══ EXERCISE INPUTS

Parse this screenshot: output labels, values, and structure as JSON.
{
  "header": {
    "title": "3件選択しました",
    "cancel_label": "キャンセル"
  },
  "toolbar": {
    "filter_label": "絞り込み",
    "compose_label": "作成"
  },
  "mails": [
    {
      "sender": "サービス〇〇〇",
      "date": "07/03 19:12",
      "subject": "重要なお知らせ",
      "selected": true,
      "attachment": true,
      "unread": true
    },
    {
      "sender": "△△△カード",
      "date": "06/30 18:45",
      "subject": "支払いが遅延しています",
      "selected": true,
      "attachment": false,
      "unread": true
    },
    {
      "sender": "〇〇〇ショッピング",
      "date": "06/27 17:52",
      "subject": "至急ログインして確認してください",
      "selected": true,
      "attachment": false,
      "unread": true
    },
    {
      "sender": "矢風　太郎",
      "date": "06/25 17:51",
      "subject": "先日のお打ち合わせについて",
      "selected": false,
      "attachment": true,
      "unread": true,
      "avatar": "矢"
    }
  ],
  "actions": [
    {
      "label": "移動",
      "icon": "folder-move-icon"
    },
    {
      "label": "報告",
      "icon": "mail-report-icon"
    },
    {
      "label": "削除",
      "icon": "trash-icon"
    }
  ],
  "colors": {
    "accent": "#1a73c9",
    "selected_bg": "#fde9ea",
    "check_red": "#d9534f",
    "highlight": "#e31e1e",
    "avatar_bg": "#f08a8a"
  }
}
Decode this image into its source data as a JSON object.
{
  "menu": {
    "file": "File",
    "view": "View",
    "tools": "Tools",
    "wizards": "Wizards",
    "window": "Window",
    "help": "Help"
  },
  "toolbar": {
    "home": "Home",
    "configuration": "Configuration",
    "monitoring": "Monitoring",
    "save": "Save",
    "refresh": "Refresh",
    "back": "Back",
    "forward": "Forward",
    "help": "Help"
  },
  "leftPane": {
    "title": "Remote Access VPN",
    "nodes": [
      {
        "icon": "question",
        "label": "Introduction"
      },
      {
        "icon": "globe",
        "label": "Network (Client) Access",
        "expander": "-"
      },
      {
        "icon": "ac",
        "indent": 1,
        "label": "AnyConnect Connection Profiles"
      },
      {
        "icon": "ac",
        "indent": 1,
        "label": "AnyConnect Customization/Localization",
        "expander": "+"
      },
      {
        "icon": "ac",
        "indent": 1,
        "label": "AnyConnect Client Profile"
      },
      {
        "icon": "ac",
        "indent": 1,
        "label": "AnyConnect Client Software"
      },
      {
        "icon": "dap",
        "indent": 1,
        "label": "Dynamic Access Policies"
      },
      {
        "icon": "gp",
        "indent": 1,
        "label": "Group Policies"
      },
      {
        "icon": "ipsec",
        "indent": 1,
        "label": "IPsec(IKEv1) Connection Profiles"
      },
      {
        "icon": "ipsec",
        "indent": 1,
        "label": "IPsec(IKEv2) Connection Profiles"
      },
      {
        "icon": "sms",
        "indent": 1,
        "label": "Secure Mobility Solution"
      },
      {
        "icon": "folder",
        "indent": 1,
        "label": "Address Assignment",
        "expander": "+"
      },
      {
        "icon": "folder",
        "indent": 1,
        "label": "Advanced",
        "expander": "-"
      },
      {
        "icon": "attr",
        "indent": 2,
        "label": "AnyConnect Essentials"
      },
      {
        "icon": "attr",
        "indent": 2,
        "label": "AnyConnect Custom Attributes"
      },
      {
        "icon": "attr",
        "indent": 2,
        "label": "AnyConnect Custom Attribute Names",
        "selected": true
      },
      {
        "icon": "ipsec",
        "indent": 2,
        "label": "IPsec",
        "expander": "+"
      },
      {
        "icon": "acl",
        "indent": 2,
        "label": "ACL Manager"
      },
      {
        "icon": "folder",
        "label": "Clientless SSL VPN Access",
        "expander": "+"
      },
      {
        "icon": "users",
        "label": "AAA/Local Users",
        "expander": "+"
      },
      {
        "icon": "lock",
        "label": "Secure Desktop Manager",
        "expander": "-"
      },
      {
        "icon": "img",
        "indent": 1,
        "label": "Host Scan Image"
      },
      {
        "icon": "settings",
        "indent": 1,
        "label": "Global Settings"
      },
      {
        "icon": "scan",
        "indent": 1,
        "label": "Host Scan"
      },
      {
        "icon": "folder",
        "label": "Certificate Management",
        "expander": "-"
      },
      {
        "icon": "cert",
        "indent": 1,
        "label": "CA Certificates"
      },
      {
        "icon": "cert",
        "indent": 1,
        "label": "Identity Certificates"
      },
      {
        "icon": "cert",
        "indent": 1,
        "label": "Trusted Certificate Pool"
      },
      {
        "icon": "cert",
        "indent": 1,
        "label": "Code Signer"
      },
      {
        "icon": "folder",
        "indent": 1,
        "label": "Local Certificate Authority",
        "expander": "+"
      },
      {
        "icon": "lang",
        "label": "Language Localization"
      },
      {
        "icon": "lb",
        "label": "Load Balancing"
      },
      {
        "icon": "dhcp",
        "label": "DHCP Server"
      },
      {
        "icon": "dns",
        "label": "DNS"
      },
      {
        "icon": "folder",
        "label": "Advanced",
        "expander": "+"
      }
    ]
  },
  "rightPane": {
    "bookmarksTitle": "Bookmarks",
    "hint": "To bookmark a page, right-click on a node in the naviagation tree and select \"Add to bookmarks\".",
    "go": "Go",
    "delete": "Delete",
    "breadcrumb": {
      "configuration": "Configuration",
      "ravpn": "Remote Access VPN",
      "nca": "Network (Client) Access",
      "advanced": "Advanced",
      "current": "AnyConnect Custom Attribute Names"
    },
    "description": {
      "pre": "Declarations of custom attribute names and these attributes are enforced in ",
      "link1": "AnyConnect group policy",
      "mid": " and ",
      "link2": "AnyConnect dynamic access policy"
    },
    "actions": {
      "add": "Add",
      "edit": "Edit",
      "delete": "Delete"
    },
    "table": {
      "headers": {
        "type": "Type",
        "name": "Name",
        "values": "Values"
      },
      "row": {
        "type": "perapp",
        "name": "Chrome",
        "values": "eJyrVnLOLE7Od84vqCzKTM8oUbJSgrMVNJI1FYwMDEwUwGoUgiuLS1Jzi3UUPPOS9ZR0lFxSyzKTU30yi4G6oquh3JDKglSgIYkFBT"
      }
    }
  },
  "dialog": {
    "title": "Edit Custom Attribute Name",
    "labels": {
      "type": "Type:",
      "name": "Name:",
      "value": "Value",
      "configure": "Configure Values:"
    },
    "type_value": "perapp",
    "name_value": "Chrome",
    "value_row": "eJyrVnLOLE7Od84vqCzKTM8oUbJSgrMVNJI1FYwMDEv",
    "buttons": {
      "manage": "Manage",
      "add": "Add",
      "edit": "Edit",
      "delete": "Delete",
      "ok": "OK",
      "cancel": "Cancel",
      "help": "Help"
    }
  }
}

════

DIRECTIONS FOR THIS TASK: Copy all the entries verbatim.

RESPONSE AREA:
Parse this screenshot: output labels, values, and structure as JSON.
{
  "header": {
    "title": "3件選択しました",
    "cancel_label": "キャンセル"
  },
  "toolbar": {
    "filter_label": "絞り込み",
    "compose_label": "作成"
  },
  "mails": [
    {
      "sender": "サービス〇〇〇",
      "date": "07/03 19:12",
      "subject": "重要なお知らせ",
      "selected": true,
      "attachment": true,
      "unread": true
    },
    {
      "sender": "△△△カード",
      "date": "06/30 18:45",
      "subject": "支払いが遅延しています",
      "selected": true,
      "attachment": false,
      "unread": true
    },
    {
      "sender": "〇〇〇ショッピング",
      "date": "06/27 17:52",
      "subject": "至急ログインして確認してください",
      "selected": true,
      "attachment": false,
      "unread": true
    },
    {
      "sender": "矢風　太郎",
      "date": "06/25 17:51",
      "subject": "先日のお打ち合わせについて",
      "selected": false,
      "attachment": true,
      "unread": true,
      "avatar": "矢"
    }
  ],
  "actions": [
    {
      "label": "移動",
      "icon": "folder-move-icon"
    },
    {
      "label": "報告",
      "icon": "mail-report-icon"
    },
    {
      "label": "削除",
      "icon": "trash-icon"
    }
  ],
  "colors": {
    "accent": "#1a73c9",
    "selected_bg": "#fde9ea",
    "check_red": "#d9534f",
    "highlight": "#e31e1e",
    "avatar_bg": "#f08a8a"
  }
}
Decode this image into its source data as a JSON object.
{
  "menu": {
    "file": "File",
    "view": "View",
    "tools": "Tools",
    "wizards": "Wizards",
    "window": "Window",
    "help": "Help"
  },
  "toolbar": {
    "home": "Home",
    "configuration": "Configuration",
    "monitoring": "Monitoring",
    "save": "Save",
    "refresh": "Refresh",
    "back": "Back",
    "forward": "Forward",
    "help": "Help"
  },
  "leftPane": {
    "title": "Remote Access VPN",
    "nodes": [
      {
        "icon": "question",
        "label": "Introduction"
      },
      {
        "icon": "globe",
        "label": "Network (Client) Access",
        "expander": "-"
      },
      {
        "icon": "ac",
        "indent": 1,
        "label": "AnyConnect Connection Profiles"
      },
      {
        "icon": "ac",
        "indent": 1,
        "label": "AnyConnect Customization/Localization",
        "expander": "+"
      },
      {
        "icon": "ac",
        "indent": 1,
        "label": "AnyConnect Client Profile"
      },
      {
        "icon": "ac",
        "indent": 1,
        "label": "AnyConnect Client Software"
      },
      {
        "icon": "dap",
        "indent": 1,
        "label": "Dynamic Access Policies"
      },
      {
        "icon": "gp",
        "indent": 1,
        "label": "Group Policies"
      },
      {
        "icon": "ipsec",
        "indent": 1,
        "label": "IPsec(IKEv1) Connection Profiles"
      },
      {
        "icon": "ipsec",
        "indent": 1,
        "label": "IPsec(IKEv2) Connection Profiles"
      },
      {
        "icon": "sms",
        "indent": 1,
        "label": "Secure Mobility Solution"
      },
      {
        "icon": "folder",
        "indent": 1,
        "label": "Address Assignment",
        "expander": "+"
      },
      {
        "icon": "folder",
        "indent": 1,
        "label": "Advanced",
        "expander": "-"
      },
      {
        "icon": "attr",
        "indent": 2,
        "label": "AnyConnect Essentials"
      },
      {
        "icon": "attr",
        "indent": 2,
        "label": "AnyConnect Custom Attributes"
      },
      {
        "icon": "attr",
        "indent": 2,
        "label": "AnyConnect Custom Attribute Names",
        "selected": true
      },
      {
        "icon": "ipsec",
        "indent": 2,
        "label": "IPsec",
        "expander": "+"
      },
      {
        "icon": "acl",
        "indent": 2,
        "label": "ACL Manager"
      },
      {
        "icon": "folder",
        "label": "Clientless SSL VPN Access",
        "expander": "+"
      },
      {
        "icon": "users",
        "label": "AAA/Local Users",
        "expander": "+"
      },
      {
        "icon": "lock",
        "label": "Secure Desktop Manager",
        "expander": "-"
      },
      {
        "icon": "img",
        "indent": 1,
        "label": "Host Scan Image"
      },
      {
        "icon": "settings",
        "indent": 1,
        "label": "Global Settings"
      },
      {
        "icon": "scan",
        "indent": 1,
        "label": "Host Scan"
      },
      {
        "icon": "folder",
        "label": "Certificate Management",
        "expander": "-"
      },
      {
        "icon": "cert",
        "indent": 1,
        "label": "CA Certificates"
      },
      {
        "icon": "cert",
        "indent": 1,
        "label": "Identity Certificates"
      },
      {
        "icon": "cert",
        "indent": 1,
        "label": "Trusted Certificate Pool"
      },
      {
        "icon": "cert",
        "indent": 1,
        "label": "Code Signer"
      },
      {
        "icon": "folder",
        "indent": 1,
        "label": "Local Certificate Authority",
        "expander": "+"
      },
      {
        "icon": "lang",
        "label": "Language Localization"
      },
      {
        "icon": "lb",
        "label": "Load Balancing"
      },
      {
        "icon": "dhcp",
        "label": "DHCP Server"
      },
      {
        "icon": "dns",
        "label": "DNS"
      },
      {
        "icon": "folder",
        "label": "Advanced",
        "expander": "+"
      }
    ]
  },
  "rightPane": {
    "bookmarksTitle": "Bookmarks",
    "hint": "To bookmark a page, right-click on a node in the naviagation tree and select \"Add to bookmarks\".",
    "go": "Go",
    "delete": "Delete",
    "breadcrumb": {
      "configuration": "Configuration",
      "ravpn": "Remote Access VPN",
      "nca": "Network (Client) Access",
      "advanced": "Advanced",
      "current": "AnyConnect Custom Attribute Names"
    },
    "description": {
      "pre": "Declarations of custom attribute names and these attributes are enforced in ",
      "link1": "AnyConnect group policy",
      "mid": " and ",
      "link2": "AnyConnect dynamic access policy"
    },
    "actions": {
      "add": "Add",
      "edit": "Edit",
      "delete": "Delete"
    },
    "table": {
      "headers": {
        "type": "Type",
        "name": "Name",
        "values": "Values"
      },
      "row": {
        "type": "perapp",
        "name": "Chrome",
        "values": "eJyrVnLOLE7Od84vqCzKTM8oUbJSgrMVNJI1FYwMDEwUwGoUgiuLS1Jzi3UUPPOS9ZR0lFxSyzKTU30yi4G6oquh3JDKglSgIYkFBT"
      }
    }
  },
  "dialog": {
    "title": "Edit Custom Attribute Name",
    "labels": {
      "type": "Type:",
      "name": "Name:",
      "value": "Value",
      "configure": "Configure Values:"
    },
    "type_value": "perapp",
    "name_value": "Chrome",
    "value_row": "eJyrVnLOLE7Od84vqCzKTM8oUbJSgrMVNJI1FYwMDEv",
    "buttons": {
      "manage": "Manage",
      "add": "Add",
      "edit": "Edit",
      "delete": "Delete",
      "ok": "OK",
      "cancel": "Cancel",
      "help": "Help"
    }
  }
}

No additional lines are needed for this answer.